Source records
'''

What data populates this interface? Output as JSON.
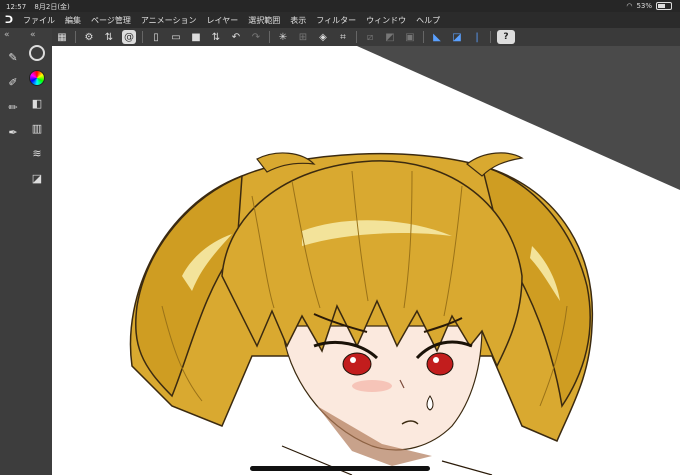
{
  "status_bar": {
    "time": "12:57",
    "date": "8月2日(金)",
    "battery": "53%"
  },
  "menu_bar": {
    "items": [
      "ファイル",
      "編集",
      "ページ管理",
      "アニメーション",
      "レイヤー",
      "選択範囲",
      "表示",
      "フィルター",
      "ウィンドウ",
      "ヘルプ"
    ]
  },
  "toolbar": {
    "help_label": "?"
  },
  "left_panel": {
    "collapse_left": "«",
    "collapse_right": "«"
  },
  "colors": {
    "canvas_bg": "#ffffff",
    "workspace_bg": "#4a4a4a",
    "hair_base": "#d9a930",
    "hair_highlight": "#f3e39a",
    "hair_shadow": "#9a7218",
    "skin": "#fbe9de",
    "eye": "#c21d1d"
  }
}
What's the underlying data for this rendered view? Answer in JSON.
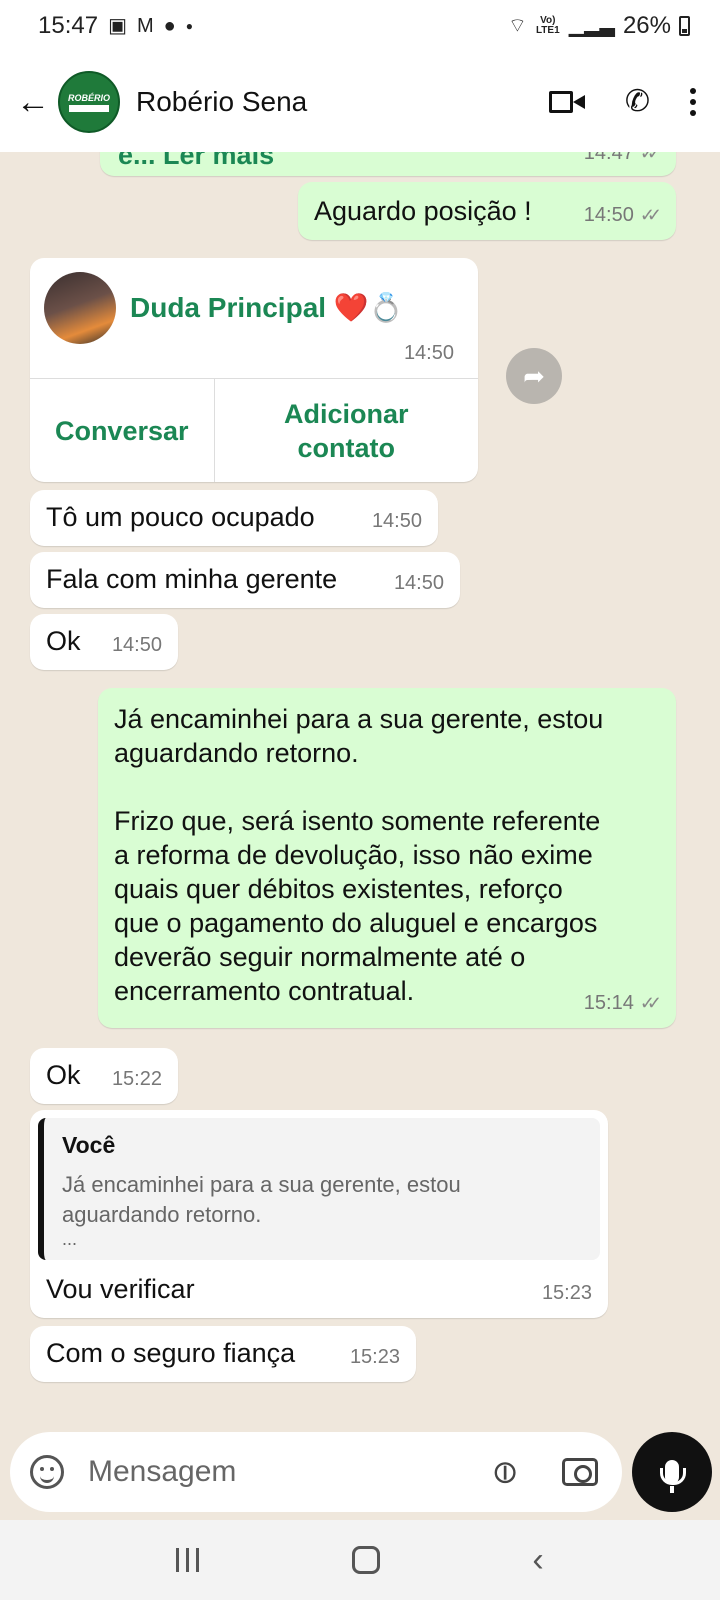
{
  "status_bar": {
    "time": "15:47",
    "battery": "26%",
    "network": "Vo) LTE1"
  },
  "header": {
    "contact_name": "Robério Sena",
    "avatar_text": "ROBÉRIO"
  },
  "messages": {
    "m0": {
      "text": "e... Ler mais",
      "time": "14:47"
    },
    "m1": {
      "text": "Aguardo posição !",
      "time": "14:50"
    },
    "card": {
      "name": "Duda Principal ❤️💍",
      "time": "14:50",
      "btn1": "Conversar",
      "btn2": "Adicionar contato"
    },
    "m2": {
      "text": "Tô um pouco ocupado",
      "time": "14:50"
    },
    "m3": {
      "text": "Fala com minha gerente",
      "time": "14:50"
    },
    "m4": {
      "text": "Ok",
      "time": "14:50"
    },
    "m5": {
      "line1": "Já  encaminhei para a sua gerente, estou",
      "line2": "aguardando  retorno.",
      "line3": "Frizo que, será isento somente referente",
      "line4": "a reforma de devolução, isso não exime",
      "line5": "quais quer débitos existentes, reforço",
      "line6": "que  o pagamento do aluguel e encargos",
      "line7": "deverão seguir normalmente até  o",
      "line8": "encerramento contratual.",
      "time": "15:14"
    },
    "m6": {
      "text": "Ok",
      "time": "15:22"
    },
    "m7": {
      "quote_author": "Você",
      "quote_line1": "Já  encaminhei para a sua gerente, estou",
      "quote_line2": "aguardando  retorno.",
      "quote_more": "...",
      "text": "Vou verificar",
      "time": "15:23"
    },
    "m8": {
      "text": "Com o seguro fiança",
      "time": "15:23"
    }
  },
  "input": {
    "placeholder": "Mensagem"
  },
  "icons": [
    "back-arrow-icon",
    "video-call-icon",
    "phone-icon",
    "more-options-icon",
    "forward-icon",
    "emoji-icon",
    "attach-icon",
    "camera-icon",
    "mic-icon"
  ],
  "colors": {
    "outgoing_bubble": "#d9fdd3",
    "incoming_bubble": "#ffffff",
    "accent_green": "#1b8754",
    "chat_bg": "#efe7dc"
  }
}
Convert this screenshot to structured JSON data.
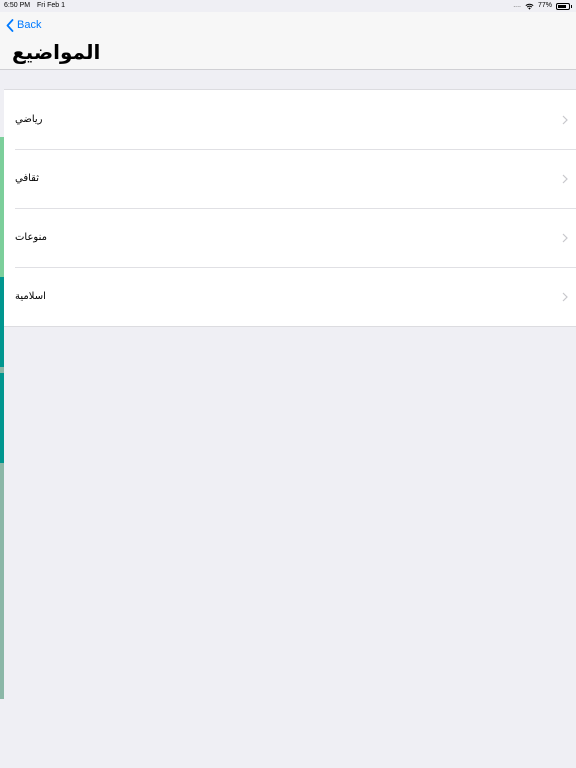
{
  "status_bar": {
    "time": "6:50 PM",
    "date": "Fri Feb 1",
    "battery": "77%",
    "battery_level": 0.77,
    "signal_dots": "....",
    "icons": [
      "wifi-icon",
      "battery-icon"
    ]
  },
  "nav": {
    "back_label": "Back",
    "back_icon": "chevron-left-icon",
    "title": "المواضيع"
  },
  "topics": [
    {
      "label": "رياضي",
      "icon": "chevron-right-icon"
    },
    {
      "label": "ثقافي",
      "icon": "chevron-right-icon"
    },
    {
      "label": "منوعات",
      "icon": "chevron-right-icon"
    },
    {
      "label": "اسلامية",
      "icon": "chevron-right-icon"
    }
  ],
  "colors": {
    "accent": "#007aff",
    "background": "#efeff4",
    "strip_green": "#7ccf9b",
    "strip_teal": "#00968f",
    "strip_gray_green": "#8bb7a7"
  }
}
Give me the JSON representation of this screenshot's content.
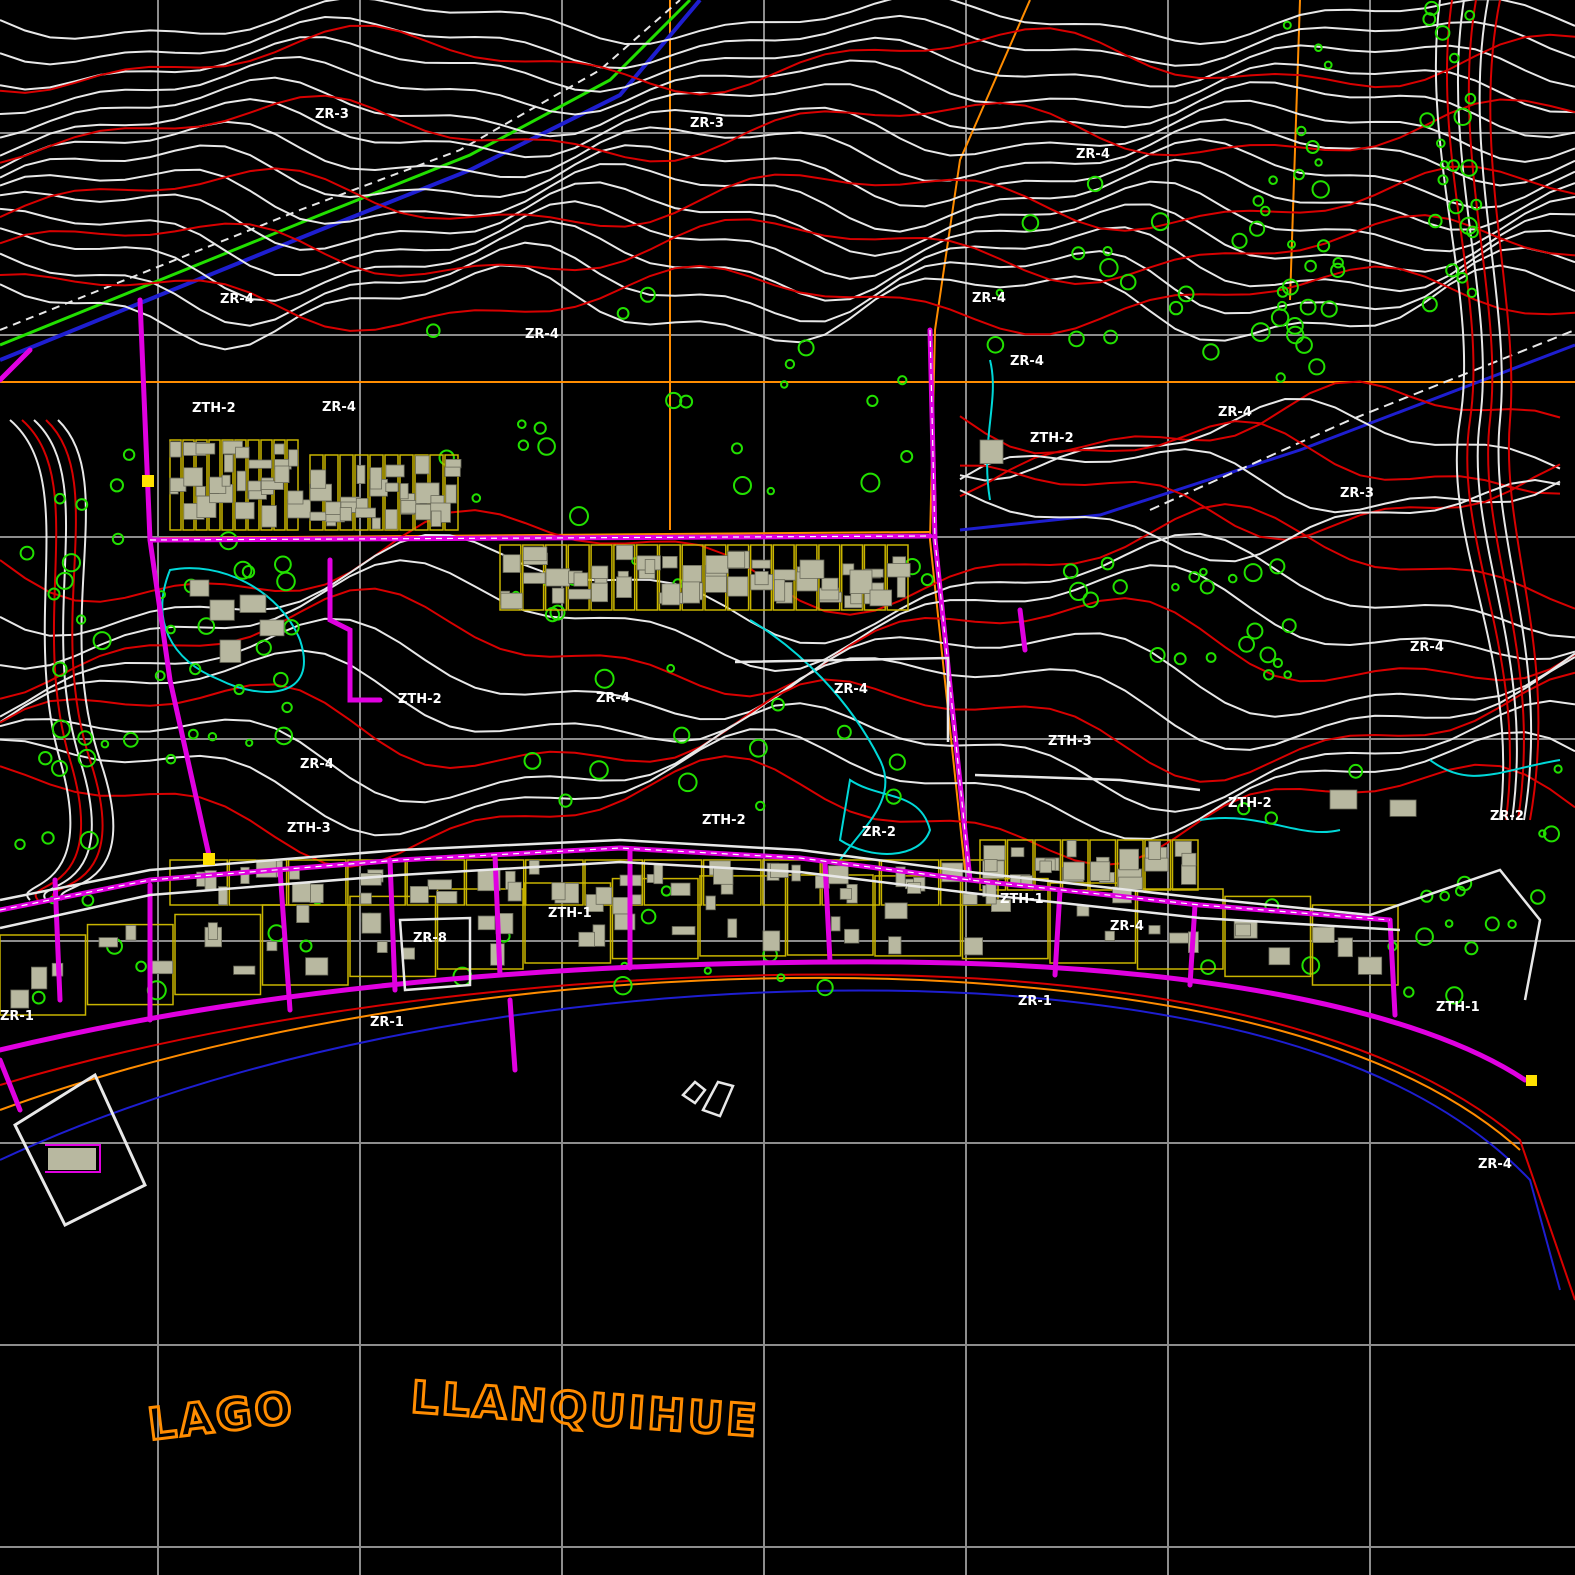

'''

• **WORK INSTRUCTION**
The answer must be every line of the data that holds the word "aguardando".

• **SOLUTION TO THE PROBLEM**
      "line2": "aguardando  retorno.",
      "quote_line2": "aguardando  retorno.",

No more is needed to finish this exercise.